*R*) row to the first Btu per hour rating in the FAN Max column that is equal to or greater than the furnace input rating. The 100,000 Btu per hour furnace in this example falls within this range, so a 4-inch connector is adequate.

Chimney Liner Diameter. The total input to the common vent is 135,000 Btu per hour. Using the Common Vent Capacity Portion of Table 504.3(1), read down the Vent Height (

*H*) column to 30 feet and across this row to find the smallest vent diameter in the FAN+NAT column that has a Btu per hour rating greater than 135,000 Btu per hour. The 4-inch common vent has a capacity of 138,000 Btu per hour. Reducing the maximum capacity by 20 percent (Section 504.3.19) results in a maximum capacity for a 4-inch corrugated liner of 110,000 Btu per hour, less than the total input of 135,000 Btu per hour. So a larger liner is needed. The 5-inch common vent capacity

*listed*in Table 504.3(1) is 210,000 Btu per hour, and after reducing by 20 percent is 168,000 Btu per hour. Therefore, a 5-inch corrugated metal liner should be used in this example.

Single-Wall Connectors. Once it has been established that relining the chimney is necessary, Type B double-wall vent connectors are not specifically required. This example could be redone using Table 504.3(2) for single-wall vent connectors. For this case, the vent connector and liner diameters would be the same as found above with Type B double-wall connectors.

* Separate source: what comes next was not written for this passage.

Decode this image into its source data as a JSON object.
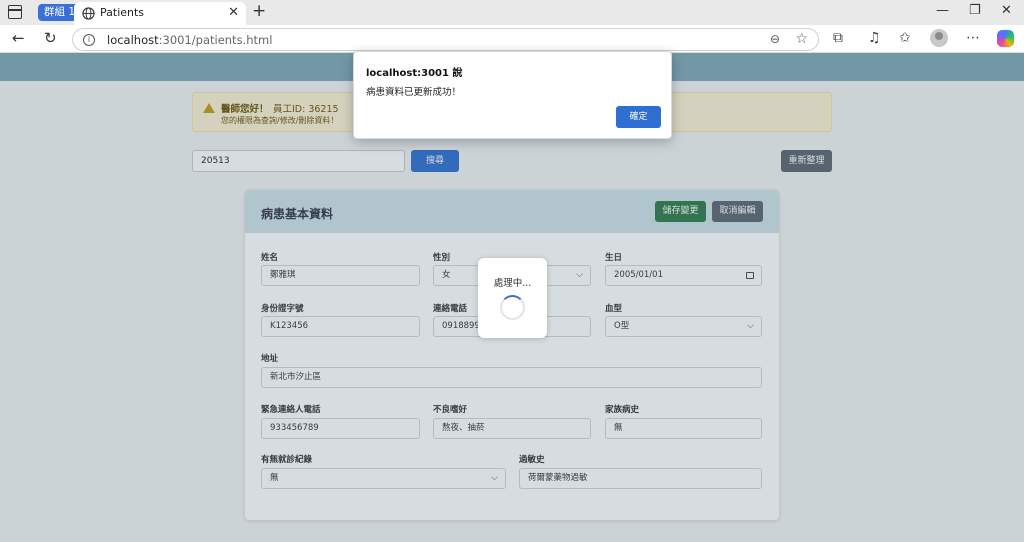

NOMINALLINER SIZE (inches) |
INSIDEDIMENSIONS OF LINER (inches) |
INSIDE DIAMETEROR EQUIVALENT DIAMETER (inches) |
EQUIVALENTAREA (square inches) |
---|---|---|---|

4 x 8 | 2^{1}/_{2} X 6^{1}/_{2} |
4 | 12.2 |

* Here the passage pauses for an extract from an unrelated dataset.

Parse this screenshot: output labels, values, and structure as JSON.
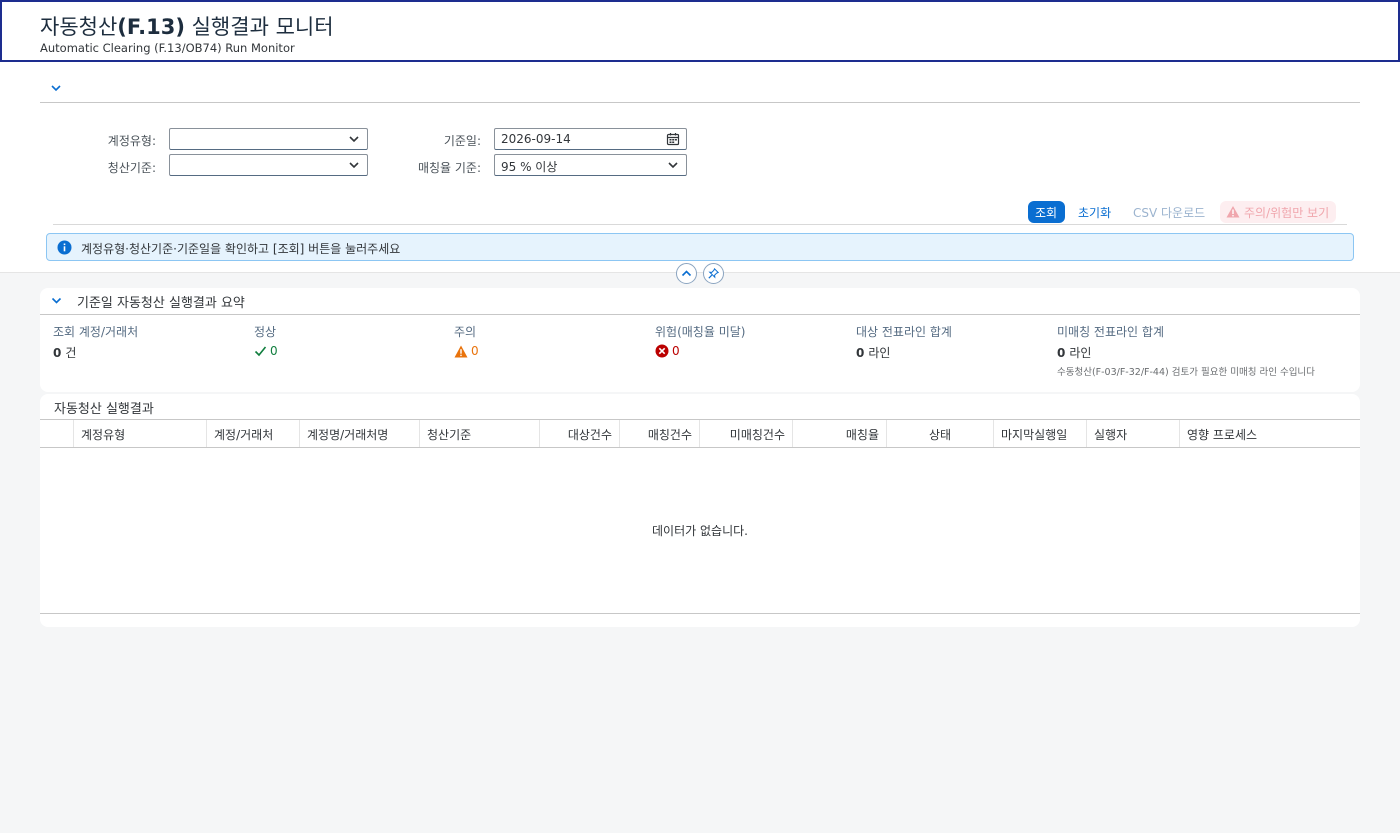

5 | 19.6 | ||

6 | 28.3 | ||

7 | 38.3 | ||

8 x 8 | 6^{3}/_{4} X 6^{3}/_{4} |
7.4 | 42.7 |

8 | 50.3 | ||

8 X 12 | 6^{1}/_{2} X 10^{1}/_{2} |
9 | 63.6 |

10 | 78.5 | ||

12 X 12 |
9 ^{3}/_{4} X 9^{3}/_{4} |
10.4 | 83.3 |

11 | 95 | ||

12 X 16 |
9 ^{1}/_{2} X 13^{1}/_{2} |
11.8 | 10.5 |

12 | 113.0 | ||

14 | 153.9 | ||

16 X 16 |
13 ^{1}/_{4} X 13^{1}/_{4} |
14.5 | 162.9 |

15 | 176.7 | ||

16 X 20 |
13 X 17 |
16.2 | 206.1 |

18 | 254.4 | ||

20 X 20 |
16 ^{3}/_{4} X 16^{3}/_{4} |
18.2 | 260.2 |

20 | 314.1 | ||

20 X 24 |
16 ^{1}/_{2} X 20^{1}/_{2} |
20.1 | 314.2 |

22 x | 380.1 | ||

24 X 24 |
20 ^{1}/_{4} X 20^{1}/_{4} |
22.1 | 280.1 |

24 | 452.3 | ||

24 X 28 | 20^{1}/_{4} X 20^{1}/_{4} |
24.1 | 456.2 |

28 X 28 |
24 ^{1}/_{4} X 24^{1}/_{4} |
26.4 | 543.3 |

27 | 572.5 | ||

30 X 30 |
25 ^{1}/_{2} X 25^{1}/_{2} |
27.9 | 607 |

30 | 706.8 | ||

30 X 36 |
25 ^{1}/_{2} X 31^{1}/_{2} |
30.9 | 749.9 |

33 | 855.3 | ||

36 X 36 |
31 ^{1}/_{2} X 31^{1}/_{2} |
34.4 | 929.4 |

36 | 1017.9 |

^{2}.

- Where liner sizes differ dimensionally from those shown in Table B-1, equivalent diameters can be determined from published tables for square and rectangular ducts of equivalent carrying capacity or by other engineering methods.